Activity
Looking at the entries, say how many lines contain the string "serial". Offer nothing besides the number.

Items from a dataset

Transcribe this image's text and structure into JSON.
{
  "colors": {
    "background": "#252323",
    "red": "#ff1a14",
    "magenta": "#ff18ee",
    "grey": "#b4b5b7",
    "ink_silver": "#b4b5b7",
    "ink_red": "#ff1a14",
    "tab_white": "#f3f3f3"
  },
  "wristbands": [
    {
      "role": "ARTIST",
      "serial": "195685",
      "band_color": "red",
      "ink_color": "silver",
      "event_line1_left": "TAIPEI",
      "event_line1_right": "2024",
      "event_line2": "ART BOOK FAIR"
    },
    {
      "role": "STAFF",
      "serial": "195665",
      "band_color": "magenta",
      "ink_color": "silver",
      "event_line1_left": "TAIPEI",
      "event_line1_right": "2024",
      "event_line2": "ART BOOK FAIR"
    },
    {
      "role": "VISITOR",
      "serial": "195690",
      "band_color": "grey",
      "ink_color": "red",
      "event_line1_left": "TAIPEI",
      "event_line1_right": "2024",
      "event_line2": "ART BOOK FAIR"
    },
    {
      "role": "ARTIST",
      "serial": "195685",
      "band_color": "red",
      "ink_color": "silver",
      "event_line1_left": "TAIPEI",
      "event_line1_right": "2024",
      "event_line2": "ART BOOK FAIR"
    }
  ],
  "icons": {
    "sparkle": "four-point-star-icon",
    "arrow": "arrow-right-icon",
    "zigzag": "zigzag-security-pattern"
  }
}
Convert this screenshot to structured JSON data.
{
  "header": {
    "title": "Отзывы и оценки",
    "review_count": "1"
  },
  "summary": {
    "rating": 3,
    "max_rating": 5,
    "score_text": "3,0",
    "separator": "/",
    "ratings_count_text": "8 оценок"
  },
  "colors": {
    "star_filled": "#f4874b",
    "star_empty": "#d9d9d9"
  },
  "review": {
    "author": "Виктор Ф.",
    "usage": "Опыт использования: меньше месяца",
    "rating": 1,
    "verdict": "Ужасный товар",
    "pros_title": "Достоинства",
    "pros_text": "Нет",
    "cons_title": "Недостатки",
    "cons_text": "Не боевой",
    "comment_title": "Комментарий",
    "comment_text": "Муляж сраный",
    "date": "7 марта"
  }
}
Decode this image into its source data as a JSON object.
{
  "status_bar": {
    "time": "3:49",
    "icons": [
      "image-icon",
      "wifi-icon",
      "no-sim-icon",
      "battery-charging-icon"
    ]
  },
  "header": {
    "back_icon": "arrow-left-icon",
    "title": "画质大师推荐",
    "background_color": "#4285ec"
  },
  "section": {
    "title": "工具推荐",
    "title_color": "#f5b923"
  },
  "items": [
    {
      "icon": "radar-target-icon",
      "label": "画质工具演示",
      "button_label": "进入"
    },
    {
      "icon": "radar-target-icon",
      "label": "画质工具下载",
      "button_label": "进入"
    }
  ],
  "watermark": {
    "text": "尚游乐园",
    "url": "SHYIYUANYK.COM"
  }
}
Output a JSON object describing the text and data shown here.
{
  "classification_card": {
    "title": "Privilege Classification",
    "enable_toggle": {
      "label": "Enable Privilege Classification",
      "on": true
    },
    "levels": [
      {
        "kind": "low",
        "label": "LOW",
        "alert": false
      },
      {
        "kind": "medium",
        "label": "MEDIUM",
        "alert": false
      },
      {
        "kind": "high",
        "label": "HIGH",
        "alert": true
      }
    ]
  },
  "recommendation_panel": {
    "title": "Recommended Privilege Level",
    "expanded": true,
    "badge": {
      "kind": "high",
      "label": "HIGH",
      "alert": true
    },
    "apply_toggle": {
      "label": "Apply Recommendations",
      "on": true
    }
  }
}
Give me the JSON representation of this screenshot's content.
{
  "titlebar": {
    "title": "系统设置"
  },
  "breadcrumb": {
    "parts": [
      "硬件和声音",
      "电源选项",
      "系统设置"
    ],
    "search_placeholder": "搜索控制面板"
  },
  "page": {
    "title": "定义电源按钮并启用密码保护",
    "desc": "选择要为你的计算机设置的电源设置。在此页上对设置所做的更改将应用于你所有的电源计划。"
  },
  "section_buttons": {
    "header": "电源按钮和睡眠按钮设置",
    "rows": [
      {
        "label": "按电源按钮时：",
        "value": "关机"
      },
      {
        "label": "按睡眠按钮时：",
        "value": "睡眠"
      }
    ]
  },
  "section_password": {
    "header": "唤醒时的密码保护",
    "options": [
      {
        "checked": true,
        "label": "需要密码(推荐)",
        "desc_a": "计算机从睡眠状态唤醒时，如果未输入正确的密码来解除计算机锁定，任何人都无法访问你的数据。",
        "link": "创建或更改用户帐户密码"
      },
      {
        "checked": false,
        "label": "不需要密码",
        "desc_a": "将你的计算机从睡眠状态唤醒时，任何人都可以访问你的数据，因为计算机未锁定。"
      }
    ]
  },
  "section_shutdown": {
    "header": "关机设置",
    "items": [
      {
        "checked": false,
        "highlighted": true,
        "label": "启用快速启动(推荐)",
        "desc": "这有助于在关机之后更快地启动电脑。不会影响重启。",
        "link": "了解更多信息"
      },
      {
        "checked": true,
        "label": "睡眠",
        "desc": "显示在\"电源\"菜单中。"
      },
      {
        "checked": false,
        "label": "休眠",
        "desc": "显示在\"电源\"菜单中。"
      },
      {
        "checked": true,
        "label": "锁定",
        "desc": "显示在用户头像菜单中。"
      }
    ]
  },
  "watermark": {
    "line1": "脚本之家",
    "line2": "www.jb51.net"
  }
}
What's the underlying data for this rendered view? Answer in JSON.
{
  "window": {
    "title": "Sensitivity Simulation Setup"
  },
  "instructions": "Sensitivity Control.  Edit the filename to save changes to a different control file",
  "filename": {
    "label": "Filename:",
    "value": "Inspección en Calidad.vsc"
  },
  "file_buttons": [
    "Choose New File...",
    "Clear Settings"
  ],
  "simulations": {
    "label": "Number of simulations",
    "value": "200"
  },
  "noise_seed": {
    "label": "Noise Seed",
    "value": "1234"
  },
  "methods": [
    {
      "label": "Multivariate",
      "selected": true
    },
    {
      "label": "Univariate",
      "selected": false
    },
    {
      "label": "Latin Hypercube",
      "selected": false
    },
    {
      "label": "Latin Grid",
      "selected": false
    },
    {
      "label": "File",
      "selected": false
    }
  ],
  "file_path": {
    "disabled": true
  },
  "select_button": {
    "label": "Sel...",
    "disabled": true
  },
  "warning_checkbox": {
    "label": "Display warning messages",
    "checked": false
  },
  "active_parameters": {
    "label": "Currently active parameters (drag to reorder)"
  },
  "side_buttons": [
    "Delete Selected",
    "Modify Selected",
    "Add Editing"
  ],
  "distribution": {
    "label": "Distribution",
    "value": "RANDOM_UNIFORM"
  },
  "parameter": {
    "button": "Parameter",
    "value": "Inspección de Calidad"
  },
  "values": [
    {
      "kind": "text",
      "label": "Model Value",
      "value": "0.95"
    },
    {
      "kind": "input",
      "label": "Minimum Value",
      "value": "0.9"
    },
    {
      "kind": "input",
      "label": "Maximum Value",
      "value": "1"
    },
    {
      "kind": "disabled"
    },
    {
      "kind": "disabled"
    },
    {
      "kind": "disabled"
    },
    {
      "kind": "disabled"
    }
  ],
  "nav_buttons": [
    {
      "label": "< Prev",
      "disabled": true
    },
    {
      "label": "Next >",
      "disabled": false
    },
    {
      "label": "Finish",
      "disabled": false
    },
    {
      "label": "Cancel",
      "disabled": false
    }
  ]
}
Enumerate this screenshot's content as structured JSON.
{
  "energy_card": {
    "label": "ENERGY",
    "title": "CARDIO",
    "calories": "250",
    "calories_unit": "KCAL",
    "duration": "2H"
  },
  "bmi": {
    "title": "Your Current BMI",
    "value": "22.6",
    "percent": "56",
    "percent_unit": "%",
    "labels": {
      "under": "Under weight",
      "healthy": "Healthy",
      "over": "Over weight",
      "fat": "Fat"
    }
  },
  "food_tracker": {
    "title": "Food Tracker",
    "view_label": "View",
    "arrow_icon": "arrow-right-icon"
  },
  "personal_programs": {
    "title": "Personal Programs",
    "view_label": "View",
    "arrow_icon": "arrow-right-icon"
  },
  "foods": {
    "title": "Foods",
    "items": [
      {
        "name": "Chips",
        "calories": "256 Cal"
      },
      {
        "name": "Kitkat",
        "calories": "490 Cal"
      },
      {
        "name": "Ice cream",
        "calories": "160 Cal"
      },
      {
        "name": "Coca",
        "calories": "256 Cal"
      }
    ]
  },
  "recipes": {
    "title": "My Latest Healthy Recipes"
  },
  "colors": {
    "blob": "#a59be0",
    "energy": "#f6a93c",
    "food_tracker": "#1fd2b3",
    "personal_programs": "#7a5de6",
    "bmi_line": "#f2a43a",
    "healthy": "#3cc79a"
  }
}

Exercise response
4